[Element data from apps and pages]

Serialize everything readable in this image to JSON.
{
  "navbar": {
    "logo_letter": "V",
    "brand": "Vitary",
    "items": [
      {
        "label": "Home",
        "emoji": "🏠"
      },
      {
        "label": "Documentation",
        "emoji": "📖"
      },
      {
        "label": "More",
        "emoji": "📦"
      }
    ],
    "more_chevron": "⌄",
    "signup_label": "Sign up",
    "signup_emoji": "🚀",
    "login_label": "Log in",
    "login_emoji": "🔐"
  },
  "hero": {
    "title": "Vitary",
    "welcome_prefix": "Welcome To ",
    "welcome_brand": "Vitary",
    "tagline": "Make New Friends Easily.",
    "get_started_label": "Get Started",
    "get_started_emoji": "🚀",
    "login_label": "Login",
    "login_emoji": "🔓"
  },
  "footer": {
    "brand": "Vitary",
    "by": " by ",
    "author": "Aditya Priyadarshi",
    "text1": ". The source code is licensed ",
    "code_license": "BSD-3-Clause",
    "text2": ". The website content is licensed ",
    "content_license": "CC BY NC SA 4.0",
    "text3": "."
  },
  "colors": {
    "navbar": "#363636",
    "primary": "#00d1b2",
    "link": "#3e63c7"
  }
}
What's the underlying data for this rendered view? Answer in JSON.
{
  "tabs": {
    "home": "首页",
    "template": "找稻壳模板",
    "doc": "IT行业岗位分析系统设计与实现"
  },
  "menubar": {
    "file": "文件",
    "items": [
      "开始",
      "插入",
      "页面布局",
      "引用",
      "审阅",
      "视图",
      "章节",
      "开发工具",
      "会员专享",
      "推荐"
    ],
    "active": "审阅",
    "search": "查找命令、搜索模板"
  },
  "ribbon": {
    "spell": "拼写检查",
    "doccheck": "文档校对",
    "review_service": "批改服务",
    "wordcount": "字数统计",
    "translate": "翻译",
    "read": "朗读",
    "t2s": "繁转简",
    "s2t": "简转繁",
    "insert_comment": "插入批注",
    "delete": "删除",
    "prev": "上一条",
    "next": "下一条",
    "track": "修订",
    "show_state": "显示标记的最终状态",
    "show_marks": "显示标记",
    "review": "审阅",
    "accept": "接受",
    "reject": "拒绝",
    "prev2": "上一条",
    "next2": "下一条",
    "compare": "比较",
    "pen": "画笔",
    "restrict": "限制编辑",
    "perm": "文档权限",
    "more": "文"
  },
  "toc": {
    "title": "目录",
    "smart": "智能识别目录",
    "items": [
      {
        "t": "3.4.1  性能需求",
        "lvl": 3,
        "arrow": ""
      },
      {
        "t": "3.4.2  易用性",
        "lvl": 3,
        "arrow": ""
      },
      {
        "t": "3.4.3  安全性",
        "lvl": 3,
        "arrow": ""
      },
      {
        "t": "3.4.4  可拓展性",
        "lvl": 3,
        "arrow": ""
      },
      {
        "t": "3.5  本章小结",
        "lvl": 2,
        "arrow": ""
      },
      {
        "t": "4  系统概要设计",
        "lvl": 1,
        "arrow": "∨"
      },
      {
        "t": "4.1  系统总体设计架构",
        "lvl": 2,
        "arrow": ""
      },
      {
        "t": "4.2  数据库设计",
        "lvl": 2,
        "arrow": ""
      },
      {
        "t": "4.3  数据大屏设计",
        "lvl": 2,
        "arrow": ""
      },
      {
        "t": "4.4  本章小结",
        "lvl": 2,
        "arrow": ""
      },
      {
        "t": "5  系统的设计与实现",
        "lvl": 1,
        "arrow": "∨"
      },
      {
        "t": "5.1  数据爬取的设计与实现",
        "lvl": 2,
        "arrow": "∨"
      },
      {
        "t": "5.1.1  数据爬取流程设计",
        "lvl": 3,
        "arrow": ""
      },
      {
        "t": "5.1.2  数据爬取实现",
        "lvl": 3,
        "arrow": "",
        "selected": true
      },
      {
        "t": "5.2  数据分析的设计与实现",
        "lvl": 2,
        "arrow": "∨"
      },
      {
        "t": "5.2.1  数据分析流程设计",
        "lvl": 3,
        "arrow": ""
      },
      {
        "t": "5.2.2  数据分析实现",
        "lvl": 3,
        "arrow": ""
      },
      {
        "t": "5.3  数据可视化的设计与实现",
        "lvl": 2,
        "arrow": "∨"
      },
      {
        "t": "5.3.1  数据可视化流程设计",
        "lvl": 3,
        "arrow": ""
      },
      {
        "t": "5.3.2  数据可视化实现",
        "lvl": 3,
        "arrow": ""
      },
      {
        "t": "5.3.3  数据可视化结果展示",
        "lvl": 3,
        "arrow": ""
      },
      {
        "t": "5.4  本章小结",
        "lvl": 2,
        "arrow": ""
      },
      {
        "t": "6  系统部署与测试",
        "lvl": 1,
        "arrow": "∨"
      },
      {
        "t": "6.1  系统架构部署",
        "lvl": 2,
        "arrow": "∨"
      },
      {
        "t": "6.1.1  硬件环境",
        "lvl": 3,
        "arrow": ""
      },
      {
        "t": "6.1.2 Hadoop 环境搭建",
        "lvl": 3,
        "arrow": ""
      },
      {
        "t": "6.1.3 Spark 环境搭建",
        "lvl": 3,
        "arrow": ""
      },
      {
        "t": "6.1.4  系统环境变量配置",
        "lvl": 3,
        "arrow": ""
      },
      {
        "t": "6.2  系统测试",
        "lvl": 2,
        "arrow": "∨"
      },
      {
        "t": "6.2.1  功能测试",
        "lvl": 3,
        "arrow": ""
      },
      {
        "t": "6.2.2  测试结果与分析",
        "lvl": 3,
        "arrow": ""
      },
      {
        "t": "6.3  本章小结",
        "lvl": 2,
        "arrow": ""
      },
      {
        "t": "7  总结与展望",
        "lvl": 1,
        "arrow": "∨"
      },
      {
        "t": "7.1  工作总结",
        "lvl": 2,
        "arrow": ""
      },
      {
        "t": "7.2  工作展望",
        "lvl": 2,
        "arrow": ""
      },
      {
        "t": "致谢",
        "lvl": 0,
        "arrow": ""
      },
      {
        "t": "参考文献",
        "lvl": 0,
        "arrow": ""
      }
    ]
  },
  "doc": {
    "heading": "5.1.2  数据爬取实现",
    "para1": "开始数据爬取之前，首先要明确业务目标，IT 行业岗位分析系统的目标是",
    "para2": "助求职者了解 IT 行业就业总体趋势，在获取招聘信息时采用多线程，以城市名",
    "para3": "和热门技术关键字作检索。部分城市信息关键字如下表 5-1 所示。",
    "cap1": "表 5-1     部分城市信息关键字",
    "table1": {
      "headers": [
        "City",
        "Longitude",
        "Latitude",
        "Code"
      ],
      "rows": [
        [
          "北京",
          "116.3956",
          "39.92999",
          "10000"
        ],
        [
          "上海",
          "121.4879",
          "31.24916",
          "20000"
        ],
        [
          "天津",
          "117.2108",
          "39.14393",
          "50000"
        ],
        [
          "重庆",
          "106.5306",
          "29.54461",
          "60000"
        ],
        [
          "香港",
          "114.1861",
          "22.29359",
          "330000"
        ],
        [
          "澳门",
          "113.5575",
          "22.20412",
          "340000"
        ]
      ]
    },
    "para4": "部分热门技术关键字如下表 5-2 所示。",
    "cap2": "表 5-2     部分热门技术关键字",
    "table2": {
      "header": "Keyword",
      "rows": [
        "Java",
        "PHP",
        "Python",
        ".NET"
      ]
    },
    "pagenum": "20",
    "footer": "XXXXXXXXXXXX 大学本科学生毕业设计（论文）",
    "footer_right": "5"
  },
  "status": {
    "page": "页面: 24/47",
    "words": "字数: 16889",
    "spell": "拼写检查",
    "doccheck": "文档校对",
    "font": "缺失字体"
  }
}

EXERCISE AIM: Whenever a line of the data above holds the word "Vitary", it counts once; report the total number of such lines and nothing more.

EXERCISE OUTPUT: 4